April 22, 2020 — 3:17 pm
Do you remember all the haunted attractions and rides? From 1975-1995 they had a bunch. Do you remember Hunt’s Pier and Fun Pier? Two punks burned down Castle Dracula on Jan 16, 2002.
April 25, 2020 — 2:57 am
As a kid growing up in Virginia in the ’80s, the Confederate battle flag was just always there. I didn’t think anything about it, and the same is true with all of ther other Confederate reminders (Jefferson Davis Highway, Fairfax HS was the Rebels, etc.). Of course now I know better and understand what it means, but a part of me does think of the battle flag as being a regional identification marker. I also know that all of the assholes in Upstate NY who I see with them now are just racist assholes.

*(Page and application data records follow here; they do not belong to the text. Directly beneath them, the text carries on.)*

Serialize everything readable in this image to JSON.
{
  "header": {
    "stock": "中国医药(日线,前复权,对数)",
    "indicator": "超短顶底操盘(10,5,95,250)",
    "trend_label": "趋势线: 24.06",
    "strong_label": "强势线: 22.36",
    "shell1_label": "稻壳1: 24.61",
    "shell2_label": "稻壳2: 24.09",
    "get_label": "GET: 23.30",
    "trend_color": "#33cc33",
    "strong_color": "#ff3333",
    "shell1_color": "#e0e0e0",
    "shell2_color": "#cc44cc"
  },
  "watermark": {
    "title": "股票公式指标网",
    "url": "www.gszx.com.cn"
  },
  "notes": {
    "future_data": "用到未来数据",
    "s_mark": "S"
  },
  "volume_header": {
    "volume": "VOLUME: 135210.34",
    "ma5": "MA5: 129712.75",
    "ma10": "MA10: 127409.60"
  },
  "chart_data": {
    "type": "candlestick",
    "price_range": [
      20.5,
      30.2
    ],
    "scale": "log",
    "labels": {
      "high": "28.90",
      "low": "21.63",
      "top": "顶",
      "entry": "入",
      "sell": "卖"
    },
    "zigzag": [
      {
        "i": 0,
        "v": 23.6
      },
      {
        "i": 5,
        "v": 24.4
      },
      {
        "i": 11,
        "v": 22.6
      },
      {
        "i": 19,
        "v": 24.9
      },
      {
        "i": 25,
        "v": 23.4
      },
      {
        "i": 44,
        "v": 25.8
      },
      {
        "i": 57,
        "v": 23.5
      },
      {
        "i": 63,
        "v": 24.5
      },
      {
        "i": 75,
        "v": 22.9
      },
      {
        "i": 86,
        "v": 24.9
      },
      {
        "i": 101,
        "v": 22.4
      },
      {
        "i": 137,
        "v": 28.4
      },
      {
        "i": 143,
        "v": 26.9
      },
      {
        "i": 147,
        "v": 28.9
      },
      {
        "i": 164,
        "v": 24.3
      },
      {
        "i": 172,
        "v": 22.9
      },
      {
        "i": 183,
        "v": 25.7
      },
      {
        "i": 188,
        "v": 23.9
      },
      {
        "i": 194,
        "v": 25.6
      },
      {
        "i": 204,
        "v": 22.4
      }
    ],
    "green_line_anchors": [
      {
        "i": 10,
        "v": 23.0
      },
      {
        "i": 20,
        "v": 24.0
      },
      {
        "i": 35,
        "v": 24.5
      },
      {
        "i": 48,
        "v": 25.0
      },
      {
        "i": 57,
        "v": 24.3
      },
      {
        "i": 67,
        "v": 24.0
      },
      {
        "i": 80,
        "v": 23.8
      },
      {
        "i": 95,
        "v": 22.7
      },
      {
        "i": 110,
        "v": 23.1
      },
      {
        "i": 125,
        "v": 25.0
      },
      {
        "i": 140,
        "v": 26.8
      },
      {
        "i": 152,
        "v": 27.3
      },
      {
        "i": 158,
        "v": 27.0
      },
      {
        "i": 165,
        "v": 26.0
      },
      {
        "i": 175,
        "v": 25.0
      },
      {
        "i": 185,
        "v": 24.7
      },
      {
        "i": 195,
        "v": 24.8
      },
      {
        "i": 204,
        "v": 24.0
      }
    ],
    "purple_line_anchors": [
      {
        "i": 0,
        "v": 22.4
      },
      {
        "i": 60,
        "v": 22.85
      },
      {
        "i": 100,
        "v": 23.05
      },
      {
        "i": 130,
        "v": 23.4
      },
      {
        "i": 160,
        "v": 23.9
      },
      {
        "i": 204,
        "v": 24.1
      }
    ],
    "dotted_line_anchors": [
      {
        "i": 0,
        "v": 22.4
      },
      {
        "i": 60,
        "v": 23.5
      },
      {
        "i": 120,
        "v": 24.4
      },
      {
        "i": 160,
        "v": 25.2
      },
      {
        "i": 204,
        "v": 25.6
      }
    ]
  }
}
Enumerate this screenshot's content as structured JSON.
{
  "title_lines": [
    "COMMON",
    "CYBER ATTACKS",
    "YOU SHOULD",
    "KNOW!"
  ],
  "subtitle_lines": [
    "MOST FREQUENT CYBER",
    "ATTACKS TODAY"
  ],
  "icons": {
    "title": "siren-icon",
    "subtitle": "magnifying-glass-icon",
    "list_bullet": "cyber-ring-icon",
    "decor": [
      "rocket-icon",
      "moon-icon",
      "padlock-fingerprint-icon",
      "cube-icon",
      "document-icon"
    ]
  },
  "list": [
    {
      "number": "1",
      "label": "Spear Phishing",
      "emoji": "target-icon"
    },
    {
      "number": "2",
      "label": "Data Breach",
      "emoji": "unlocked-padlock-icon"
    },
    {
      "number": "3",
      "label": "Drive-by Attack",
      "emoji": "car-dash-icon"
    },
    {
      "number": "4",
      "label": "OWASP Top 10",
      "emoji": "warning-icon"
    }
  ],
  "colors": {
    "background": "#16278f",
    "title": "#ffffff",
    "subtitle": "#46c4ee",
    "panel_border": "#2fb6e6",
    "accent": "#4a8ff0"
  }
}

April 22, 2020 — 3:32 pm
Larry Dallas says:
I was wearing a Bill the Cat shirt in 1986 at a Dead Kennedys gig when the local constabulary stormed in to break it up. I got a face full of mace and was thrown head first into a wall. I miss that t-shirt

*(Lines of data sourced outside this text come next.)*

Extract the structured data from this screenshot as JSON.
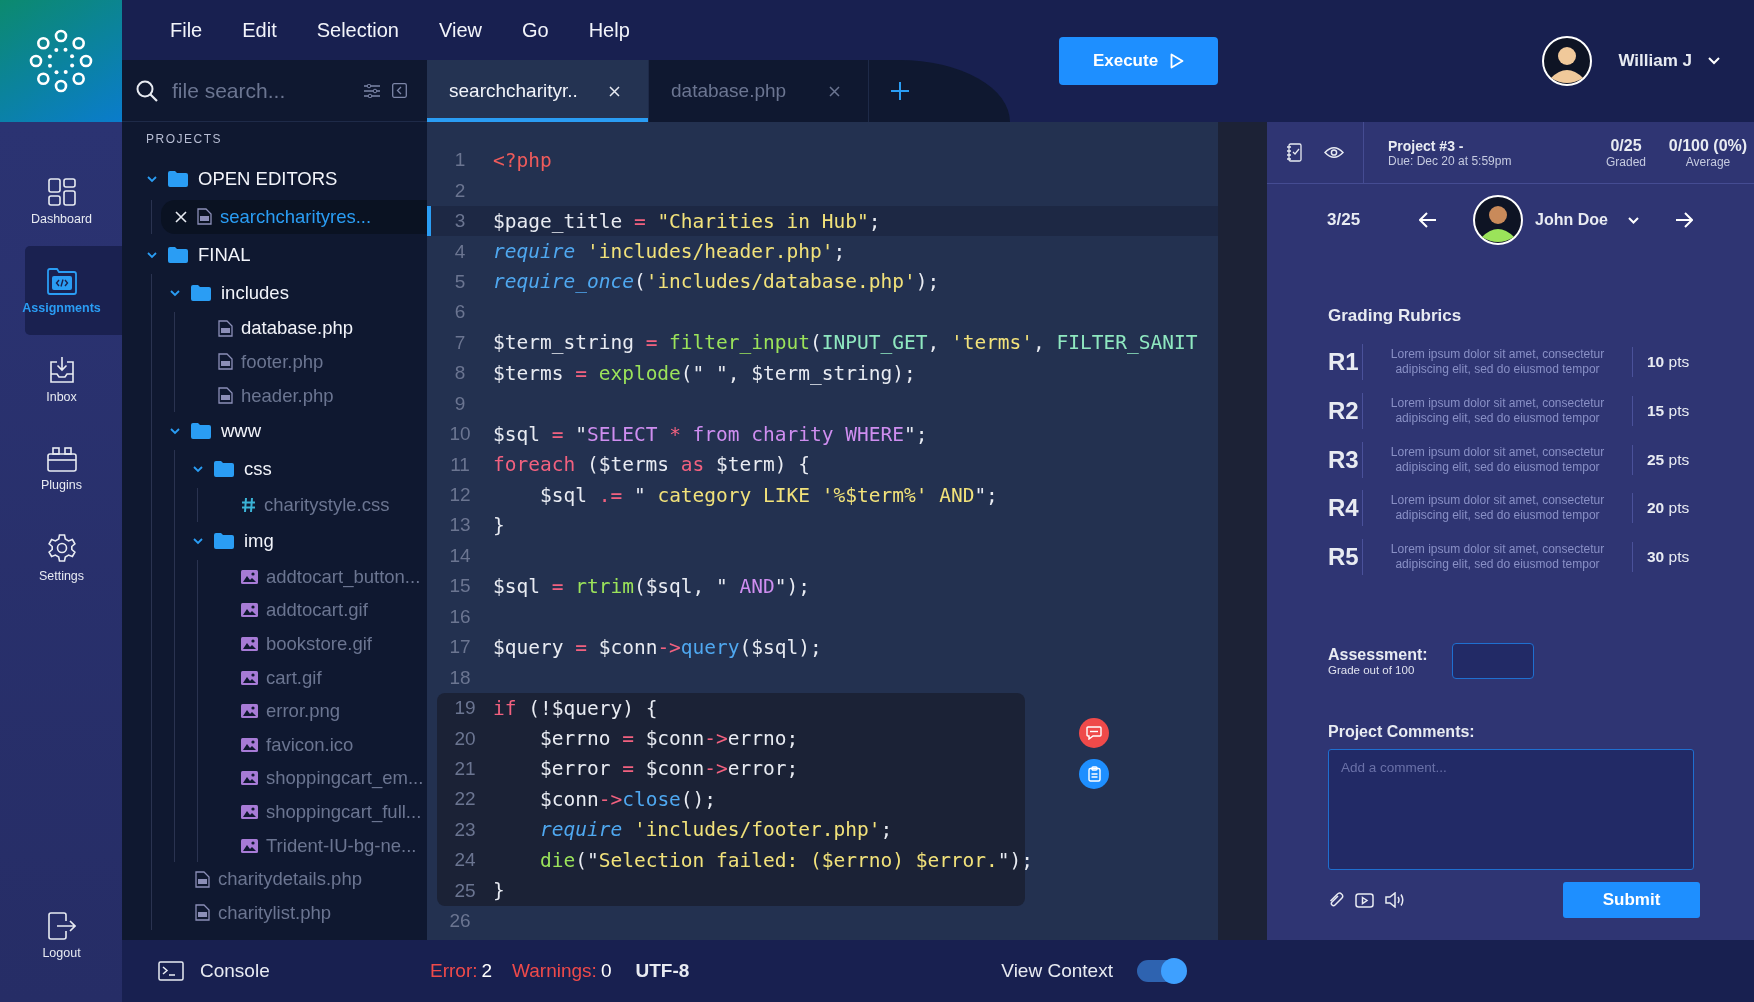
{
  "menu": [
    "File",
    "Edit",
    "Selection",
    "View",
    "Go",
    "Help"
  ],
  "nav": [
    {
      "label": "Dashboard",
      "kind": "dashboard",
      "selected": false
    },
    {
      "label": "Assignments",
      "kind": "assignments",
      "selected": true
    },
    {
      "label": "Inbox",
      "kind": "inbox",
      "selected": false
    },
    {
      "label": "Plugins",
      "kind": "plugins",
      "selected": false
    },
    {
      "label": "Settings",
      "kind": "settings",
      "selected": false
    }
  ],
  "logout": {
    "label": "Logout"
  },
  "search": {
    "placeholder": "file search..."
  },
  "tabs": [
    {
      "label": "searchcharityr..",
      "selected": true
    },
    {
      "label": "database.php",
      "selected": false
    }
  ],
  "execute": {
    "label": "Execute"
  },
  "user": {
    "name": "William J"
  },
  "tree": {
    "heading": "PROJECTS",
    "items": [
      {
        "label": "OPEN EDITORS",
        "kind": "folder",
        "expanded": true,
        "children": [
          {
            "label": "searchcharityres...",
            "kind": "php",
            "selected": true
          }
        ]
      },
      {
        "label": "FINAL",
        "kind": "folder",
        "expanded": true,
        "children": [
          {
            "label": "includes",
            "kind": "folder",
            "expanded": true,
            "children": [
              {
                "label": "database.php",
                "kind": "php",
                "selected": false,
                "open": true
              },
              {
                "label": "footer.php",
                "kind": "php",
                "selected": false,
                "open": false
              },
              {
                "label": "header.php",
                "kind": "php",
                "selected": false,
                "open": false
              }
            ]
          },
          {
            "label": "www",
            "kind": "folder",
            "expanded": true,
            "children": [
              {
                "label": "css",
                "kind": "folder",
                "expanded": true,
                "children": [
                  {
                    "label": "charitystyle.css",
                    "kind": "css",
                    "selected": false,
                    "open": false
                  }
                ]
              },
              {
                "label": "img",
                "kind": "folder",
                "expanded": true,
                "children": [
                  {
                    "label": "addtocart_button...",
                    "kind": "image",
                    "selected": false,
                    "open": false
                  },
                  {
                    "label": "addtocart.gif",
                    "kind": "image",
                    "selected": false,
                    "open": false
                  },
                  {
                    "label": "bookstore.gif",
                    "kind": "image",
                    "selected": false,
                    "open": false
                  },
                  {
                    "label": "cart.gif",
                    "kind": "image",
                    "selected": false,
                    "open": false
                  },
                  {
                    "label": "error.png",
                    "kind": "image",
                    "selected": false,
                    "open": false
                  },
                  {
                    "label": "favicon.ico",
                    "kind": "image",
                    "selected": false,
                    "open": false
                  },
                  {
                    "label": "shoppingcart_em...",
                    "kind": "image",
                    "selected": false,
                    "open": false
                  },
                  {
                    "label": "shoppingcart_full...",
                    "kind": "image",
                    "selected": false,
                    "open": false
                  },
                  {
                    "label": "Trident-IU-bg-ne...",
                    "kind": "image",
                    "selected": false,
                    "open": false
                  }
                ]
              }
            ]
          },
          {
            "label": "charitydetails.php",
            "kind": "php",
            "selected": false,
            "open": false
          },
          {
            "label": "charitylist.php",
            "kind": "php",
            "selected": false,
            "open": false
          }
        ]
      }
    ]
  },
  "editor": {
    "lines": [
      {
        "n": "1",
        "current": false,
        "marked": false,
        "tokens": [
          {
            "kind": "tag",
            "text": "<?php"
          }
        ]
      },
      {
        "n": "2",
        "current": false,
        "marked": false
      },
      {
        "n": "3",
        "current": true,
        "marked": false,
        "tokens": [
          {
            "kind": "var",
            "text": "$page_title "
          },
          {
            "kind": "op",
            "text": "= "
          },
          {
            "kind": "str",
            "text": "\"Charities in Hub\""
          },
          {
            "kind": "punct",
            "text": ";"
          }
        ]
      },
      {
        "n": "4",
        "current": false,
        "marked": false,
        "tokens": [
          {
            "kind": "inc",
            "text": "require "
          },
          {
            "kind": "str",
            "text": "'includes/header.php'"
          },
          {
            "kind": "punct",
            "text": ";"
          }
        ]
      },
      {
        "n": "5",
        "current": false,
        "marked": false,
        "tokens": [
          {
            "kind": "inc",
            "text": "require_once"
          },
          {
            "kind": "punct",
            "text": "("
          },
          {
            "kind": "str",
            "text": "'includes/database.php'"
          },
          {
            "kind": "punct",
            "text": ");"
          }
        ]
      },
      {
        "n": "6",
        "current": false,
        "marked": false
      },
      {
        "n": "7",
        "current": false,
        "marked": false,
        "tokens": [
          {
            "kind": "var",
            "text": "$term_string "
          },
          {
            "kind": "op",
            "text": "= "
          },
          {
            "kind": "func",
            "text": "filter_input"
          },
          {
            "kind": "punct",
            "text": "("
          },
          {
            "kind": "const",
            "text": "INPUT_GET"
          },
          {
            "kind": "punct",
            "text": ", "
          },
          {
            "kind": "str",
            "text": "'terms'"
          },
          {
            "kind": "punct",
            "text": ", "
          },
          {
            "kind": "const",
            "text": "FILTER_SANIT"
          }
        ]
      },
      {
        "n": "8",
        "current": false,
        "marked": false,
        "tokens": [
          {
            "kind": "var",
            "text": "$terms "
          },
          {
            "kind": "op",
            "text": "= "
          },
          {
            "kind": "func",
            "text": "explode"
          },
          {
            "kind": "punct",
            "text": "(\" \", $term_string);"
          }
        ]
      },
      {
        "n": "9",
        "current": false,
        "marked": false
      },
      {
        "n": "10",
        "current": false,
        "marked": false,
        "tokens": [
          {
            "kind": "var",
            "text": "$sql "
          },
          {
            "kind": "op",
            "text": "= "
          },
          {
            "kind": "punct",
            "text": "\""
          },
          {
            "kind": "sql",
            "text": "SELECT "
          },
          {
            "kind": "op",
            "text": "*"
          },
          {
            "kind": "sql",
            "text": " from charity WHERE"
          },
          {
            "kind": "punct",
            "text": "\";"
          }
        ]
      },
      {
        "n": "11",
        "current": false,
        "marked": false,
        "tokens": [
          {
            "kind": "kw",
            "text": "foreach "
          },
          {
            "kind": "punct",
            "text": "($terms "
          },
          {
            "kind": "kw",
            "text": "as "
          },
          {
            "kind": "punct",
            "text": "$term) {"
          }
        ]
      },
      {
        "n": "12",
        "current": false,
        "marked": false,
        "tokens": [
          {
            "kind": "var",
            "text": "    $sql "
          },
          {
            "kind": "op",
            "text": ".= "
          },
          {
            "kind": "punct",
            "text": "\" "
          },
          {
            "kind": "str",
            "text": "category LIKE '%$term%' AND"
          },
          {
            "kind": "punct",
            "text": "\";"
          }
        ]
      },
      {
        "n": "13",
        "current": false,
        "marked": false,
        "tokens": [
          {
            "kind": "punct",
            "text": "}"
          }
        ]
      },
      {
        "n": "14",
        "current": false,
        "marked": false
      },
      {
        "n": "15",
        "current": false,
        "marked": false,
        "tokens": [
          {
            "kind": "var",
            "text": "$sql "
          },
          {
            "kind": "op",
            "text": "= "
          },
          {
            "kind": "func",
            "text": "rtrim"
          },
          {
            "kind": "punct",
            "text": "($sql, \""
          },
          {
            "kind": "sql",
            "text": " AND"
          },
          {
            "kind": "punct",
            "text": "\");"
          }
        ]
      },
      {
        "n": "16",
        "current": false,
        "marked": false
      },
      {
        "n": "17",
        "current": false,
        "marked": false,
        "tokens": [
          {
            "kind": "var",
            "text": "$query "
          },
          {
            "kind": "op",
            "text": "= "
          },
          {
            "kind": "punct",
            "text": "$conn"
          },
          {
            "kind": "op",
            "text": "->"
          },
          {
            "kind": "method",
            "text": "query"
          },
          {
            "kind": "punct",
            "text": "($sql);"
          }
        ]
      },
      {
        "n": "18",
        "current": false,
        "marked": false
      },
      {
        "n": "19",
        "current": false,
        "marked": true,
        "tokens": [
          {
            "kind": "kw",
            "text": "if "
          },
          {
            "kind": "punct",
            "text": "(!$query) {"
          }
        ]
      },
      {
        "n": "20",
        "current": false,
        "marked": true,
        "tokens": [
          {
            "kind": "var",
            "text": "    $errno "
          },
          {
            "kind": "op",
            "text": "= "
          },
          {
            "kind": "punct",
            "text": "$conn"
          },
          {
            "kind": "op",
            "text": "->"
          },
          {
            "kind": "punct",
            "text": "errno;"
          }
        ]
      },
      {
        "n": "21",
        "current": false,
        "marked": true,
        "tokens": [
          {
            "kind": "var",
            "text": "    $error "
          },
          {
            "kind": "op",
            "text": "= "
          },
          {
            "kind": "punct",
            "text": "$conn"
          },
          {
            "kind": "op",
            "text": "->"
          },
          {
            "kind": "punct",
            "text": "error;"
          }
        ]
      },
      {
        "n": "22",
        "current": false,
        "marked": true,
        "tokens": [
          {
            "kind": "var",
            "text": "    $conn"
          },
          {
            "kind": "op",
            "text": "->"
          },
          {
            "kind": "method",
            "text": "close"
          },
          {
            "kind": "punct",
            "text": "();"
          }
        ]
      },
      {
        "n": "23",
        "current": false,
        "marked": true,
        "tokens": [
          {
            "kind": "inc",
            "text": "    require "
          },
          {
            "kind": "str",
            "text": "'includes/footer.php'"
          },
          {
            "kind": "punct",
            "text": ";"
          }
        ]
      },
      {
        "n": "24",
        "current": false,
        "marked": true,
        "tokens": [
          {
            "kind": "func",
            "text": "    die"
          },
          {
            "kind": "punct",
            "text": "(\""
          },
          {
            "kind": "str",
            "text": "Selection failed: ($errno) $error."
          },
          {
            "kind": "punct",
            "text": "\");"
          }
        ]
      },
      {
        "n": "25",
        "current": false,
        "marked": true,
        "tokens": [
          {
            "kind": "punct",
            "text": "}"
          }
        ]
      },
      {
        "n": "26",
        "current": false,
        "marked": false
      }
    ]
  },
  "grading": {
    "project": "Project #3 -",
    "due": "Due: Dec 20 at 5:59pm",
    "graded": "0/25",
    "graded_label": "Graded",
    "average": "0/100 (0%)",
    "average_label": "Average",
    "position": "3/25",
    "student": "John Doe",
    "rubrics_title": "Grading Rubrics",
    "rubrics": [
      {
        "id": "R1",
        "description": "Lorem ipsum dolor sit amet, consectetur adipiscing elit, sed do eiusmod tempor",
        "points": "**10** pts"
      },
      {
        "id": "R2",
        "description": "Lorem ipsum dolor sit amet, consectetur adipiscing elit, sed do eiusmod tempor",
        "points": "**15** pts"
      },
      {
        "id": "R3",
        "description": "Lorem ipsum dolor sit amet, consectetur adipiscing elit, sed do eiusmod tempor",
        "points": "**25** pts"
      },
      {
        "id": "R4",
        "description": "Lorem ipsum dolor sit amet, consectetur adipiscing elit, sed do eiusmod tempor",
        "points": "**20** pts"
      },
      {
        "id": "R5",
        "description": "Lorem ipsum dolor sit amet, consectetur adipiscing elit, sed do eiusmod tempor",
        "points": "**30** pts"
      }
    ],
    "assessment_label": "Assessment:",
    "assessment_hint": "Grade out of 100",
    "comments_label": "Project Comments:",
    "comment_placeholder": "Add a comment...",
    "submit": "Submit"
  },
  "status_bar": {
    "console": "Console",
    "error_label": "Error:",
    "error_count": "2",
    "warnings_label": "Warnings:",
    "warnings_count": "0",
    "encoding": "UTF-8",
    "view_context": {
      "label": "View Context",
      "on": true
    }
  }
}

April 22, 2020 — 4:27 pm
That Bill the Cat shirt would look amazing with Garfield too. I’m reminded of this shirt that renders the name of the anime Neon Genesis Evangelion in a Garfield font: https://nextlevelshirt.com/wp-content/uploads/2020/01/Classic-245.jpg
I love it very much and I love these Wildwood articles very much even though I’ve never been anywhere near Wildwood. I’ve been to Destin and Panama City Beach because that’s where Atlantans go when we want beaches, which also means a large share of Confederate flag stuff even in the early 2000s when I went ???
April 22, 2020 — 10:13 pm
Panama City Beach had Miracle Strip park but it closed and was leveled. Wildwood still has some amusement piers with rides. They lost Castle Dracula to fire on Jan 16, 2002. PCB had an attraction called Castle Dracula and it burned in 1987. I suppose though that you are young and probably never heard of it until I told you. I like haunted attractions. Wildwood has a walk through Ghost Ship now. It takes up to a half hour to go through.
April 25, 2020 — 3:04 am
Emma, the haunted castle ride from Miracle Strip survives, it was rebuilt at a haunted attraction in Oxford, Alabama. Did you ever go to Miracle Strip before it closed? They also had a walk through haunted house called Old House but it was torn down in the late 90’s.
April 25, 2020 — 3:08 am
Always ask the question, “Is this shirt kinda racist?”
Words to live by.
April 22, 2020 — 10:33 pm
Did they keep the Big Johnson shirts inside because they were more expensive?
April 22, 2020 — 11:01 pm
if ever have i wished this was a longform. hell – a novella. excellent stuff, man.
April 25, 2020 — 3:43 am